Tony Mendoza

Tony Mendoza was born in 1941 in Havana, Cuba. He claims he started to seriously worry about what he was going to do when he grew up at the age of ten. His relatives were all business persons, and young Mendoza noticed that they were always laughing and telling each other loud jokes. Mendoza reasoned that he probably would not succeed in business because he was somewhat quiet and could never remember the punch lines of jokes. After much agonizing in high school he thought that maybe he could be a doctor. As a freshman at Yale, he enrolled in a pre-med program in which the students witnessed operations at a nearby hospital. At the first sight of a knife cutting the skin of a patient, he fainted. He then decided on engineering, mostly because that was his father’s profession, and he thought that maybe his father would give him a job. Unfortunately, his father’s business was taken over by Fidel Castro. His family left Cuba, and after graduation from Yale in 1963, Mendoza found himself designing railroad bridges for an engineering firm in New York City, an activity he never fully understood. In future years, he made sure to never take the train that crossed the railroad bridge he had designed. After one year of engineering he knew he should look for another profession. After reading and being very impressed by The Fountainhead, he took night art classes at the Cooper Union and applied to architectural school. He graduated from the Harvard Graduate School of Design in 1968, at a time when everyone he knew was exploring alternative life styles. He moved into a commune, let his hair grow long, did some research in mind expanding drugs and managed to work as an architect for five years until he decided that getting up every day to the sound of an alarm clock at seven in the morning to go to work was detrimental to his health and his spirit. A course with Minor White, Boston’s resident photography guru, convinced him that he should try photography. He quit architecture and for six years worked diligently perfecting the craft of his new calling. In 1979, he decided he was ready for the big time and moved to New York City, where he discovered that paying New York City rents would prove to be a huge nuisance. In 1985 he published Ernie: A photographer’s Memoir, a book about his life with his loftmate, a cat. The book did well, and with the first royalty check he moved to Florida, where he fell in love with the tropical climate and with Carmen Areces, a Cuban woman whom he had first met in Boston. They were married in a ceremony by the sea. Artists should not move to the tropic s. In the next few years, Mendoza became very adept at fishing, snorkeling, having wine and cheese picnics by the sea, activities which left him with very little time to make photographs. Alex, Carmen’s son from her first marriage, got a bad stomach flu and had to spent three days in the hospital. The hospital bill, which he paid for in cash, convinced Mendoza that he needed health insurance, and possibly, a job, preferably teaching photography. After a few Visiting Artist jobs, he eventually landed at the Ohio State University, where he is currently a professor in the Art Department. People born in islands should not move to the Midwest. Mendoza missed the ocean, the tropics, and the picnics by the sea, but his job as professor afforded him enough time to become a tennis fanatic and publish a few more books. Words progressively edged out the photographs in his books. In 2003, after five years of work, he finished his first novel, about a 14-year-old boy called Tony growing up rather quickly in Havana, during the summer of 1954. No one seemed to want to publish the novel. Now he is back to taking photographs, mostly of flowers, seemingly with a lot of enthusiasm, and the photographs have kicked out the words in his recent book projects.

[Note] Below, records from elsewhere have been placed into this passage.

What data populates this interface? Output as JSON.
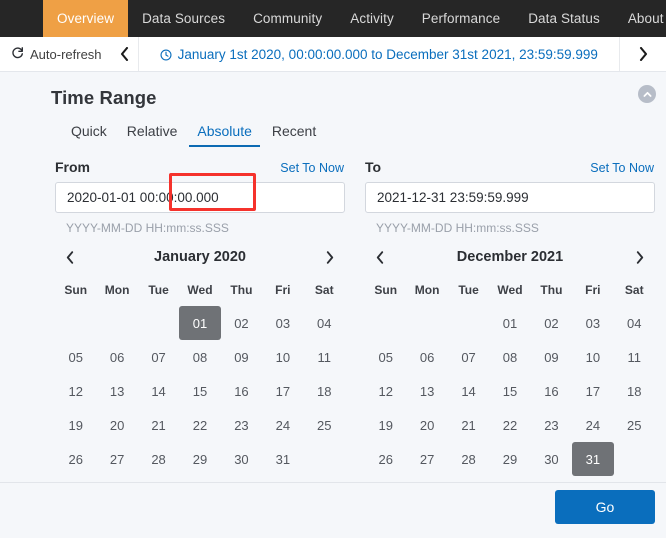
{
  "topnav": {
    "items": [
      {
        "label": "Overview",
        "active": true
      },
      {
        "label": "Data Sources",
        "active": false
      },
      {
        "label": "Community",
        "active": false
      },
      {
        "label": "Activity",
        "active": false
      },
      {
        "label": "Performance",
        "active": false
      },
      {
        "label": "Data Status",
        "active": false
      },
      {
        "label": "About",
        "active": false
      }
    ],
    "active_bg": "#efa045",
    "bg": "#262626"
  },
  "timebar": {
    "autorefresh_label": "Auto-refresh",
    "refresh_icon": "refresh-icon",
    "prev_icon": "chevron-left-icon",
    "next_icon": "chevron-right-icon",
    "clock_icon": "clock-icon",
    "range_text": "January 1st 2020, 00:00:00.000 to December 31st 2021, 23:59:59.999",
    "range_color": "#0a6ebd"
  },
  "panel": {
    "title": "Time Range",
    "collapse_icon": "chevron-up-circle-icon",
    "tabs": [
      {
        "label": "Quick",
        "active": false
      },
      {
        "label": "Relative",
        "active": false
      },
      {
        "label": "Absolute",
        "active": true
      },
      {
        "label": "Recent",
        "active": false
      }
    ],
    "highlight_color": "#f5322c",
    "accent_color": "#0a6ebd"
  },
  "from": {
    "label": "From",
    "set_to_now": "Set To Now",
    "value": "2020-01-01 00:00:00.000",
    "placeholder": "YYYY-MM-DD HH:mm:ss.SSS",
    "hint": "YYYY-MM-DD HH:mm:ss.SSS"
  },
  "to": {
    "label": "To",
    "set_to_now": "Set To Now",
    "value": "2021-12-31 23:59:59.999",
    "placeholder": "YYYY-MM-DD HH:mm:ss.SSS",
    "hint": "YYYY-MM-DD HH:mm:ss.SSS"
  },
  "calendar_left": {
    "month_label": "January 2020",
    "prev_icon": "chevron-left-icon",
    "next_icon": "chevron-right-icon",
    "dow": [
      "Sun",
      "Mon",
      "Tue",
      "Wed",
      "Thu",
      "Fri",
      "Sat"
    ],
    "lead_blanks": 3,
    "days": [
      "01",
      "02",
      "03",
      "04",
      "05",
      "06",
      "07",
      "08",
      "09",
      "10",
      "11",
      "12",
      "13",
      "14",
      "15",
      "16",
      "17",
      "18",
      "19",
      "20",
      "21",
      "22",
      "23",
      "24",
      "25",
      "26",
      "27",
      "28",
      "29",
      "30",
      "31"
    ],
    "selected_day": "01",
    "selected_bg": "#6f7276"
  },
  "calendar_right": {
    "month_label": "December 2021",
    "prev_icon": "chevron-left-icon",
    "next_icon": "chevron-right-icon",
    "dow": [
      "Sun",
      "Mon",
      "Tue",
      "Wed",
      "Thu",
      "Fri",
      "Sat"
    ],
    "lead_blanks": 3,
    "days": [
      "01",
      "02",
      "03",
      "04",
      "05",
      "06",
      "07",
      "08",
      "09",
      "10",
      "11",
      "12",
      "13",
      "14",
      "15",
      "16",
      "17",
      "18",
      "19",
      "20",
      "21",
      "22",
      "23",
      "24",
      "25",
      "26",
      "27",
      "28",
      "29",
      "30",
      "31"
    ],
    "selected_day": "31",
    "selected_bg": "#6f7276"
  },
  "footer": {
    "go_label": "Go",
    "go_color": "#0a6ebd"
  }
}
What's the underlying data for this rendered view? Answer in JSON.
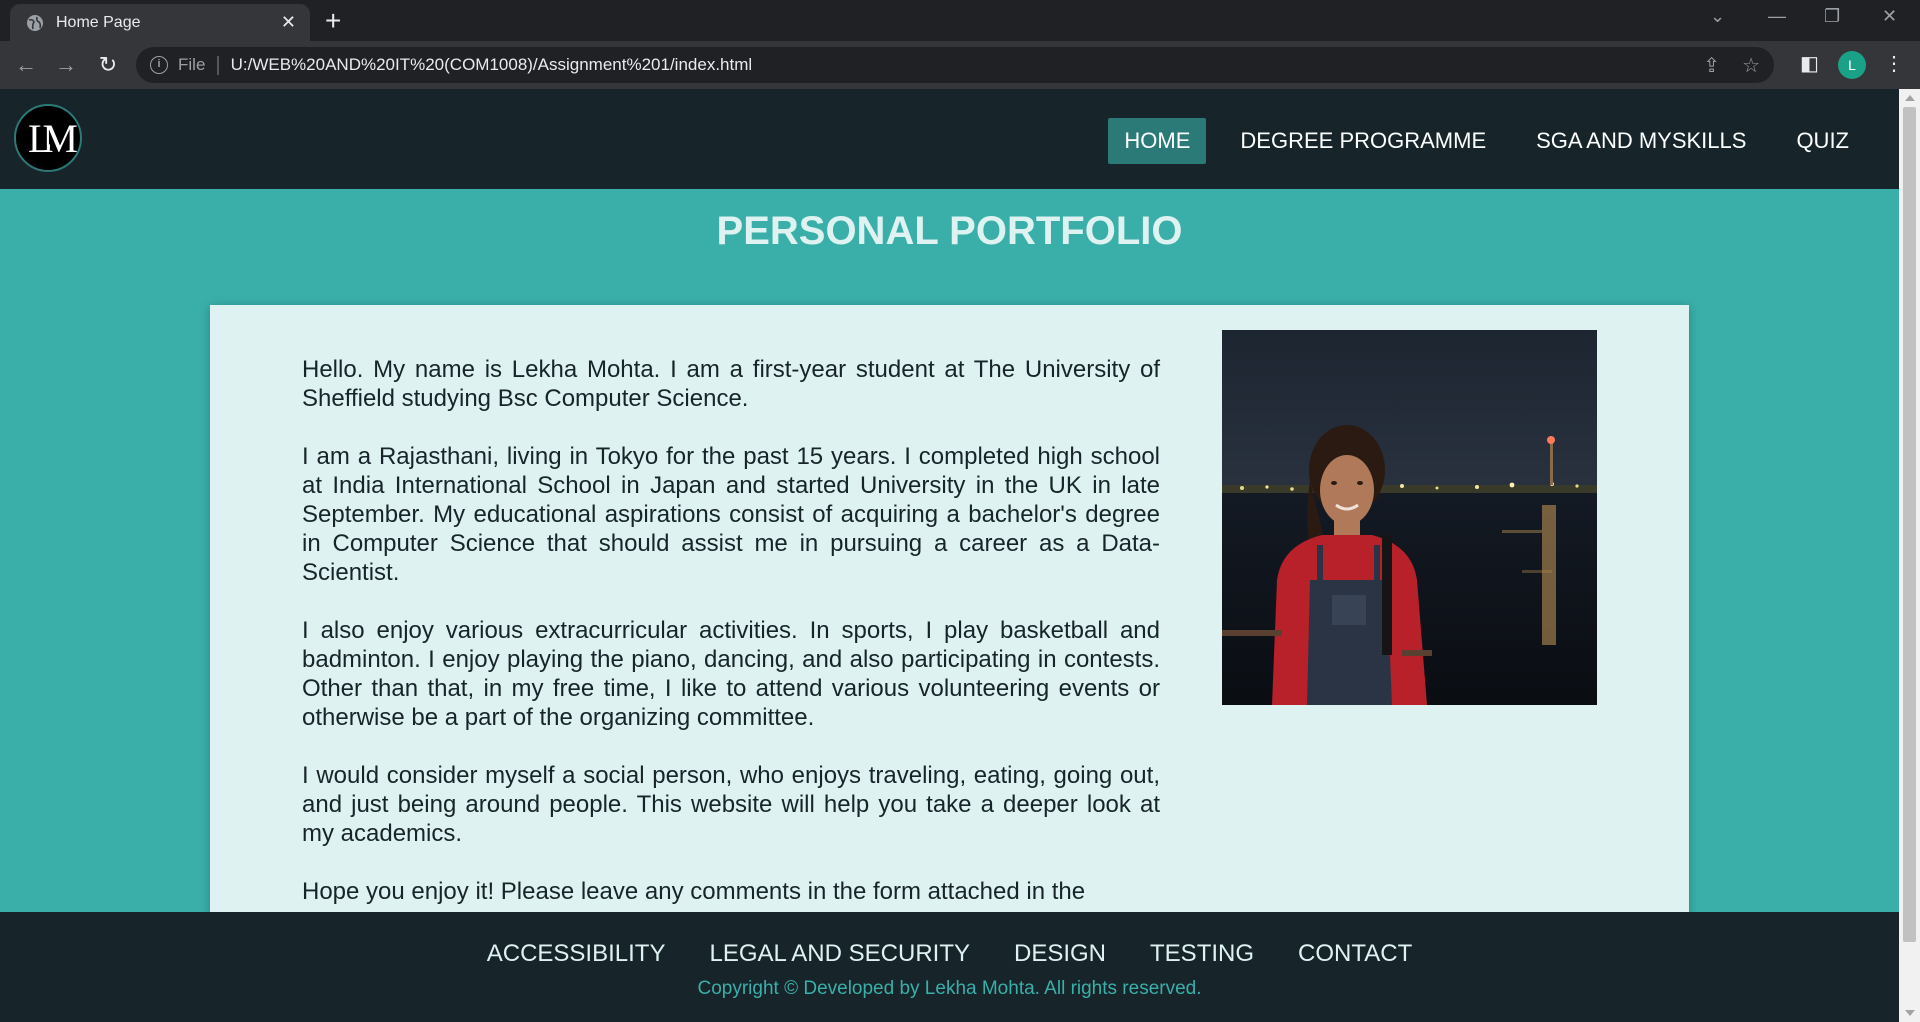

Tony Mendoza is the author of Cuba: Going Back, an account of his first trip back to his native land after 36 years of exile, Stories, a photography book which combines photographs with short autobiographical stories, and Ernie, A Photographer’s Memoir, a book of photos and short texts about his life with a cat. His photographs are included in the collections of many museums, including the Museum of Modern Art, and The Metropolitan Museum of Art, in New York. He is the recipient of three National Endowment for the Arts Photography Fellowships and A Guggenheim Photography Fellowship, as well as five Ohio Arts Council Fellowships in photography, creative writing, and video.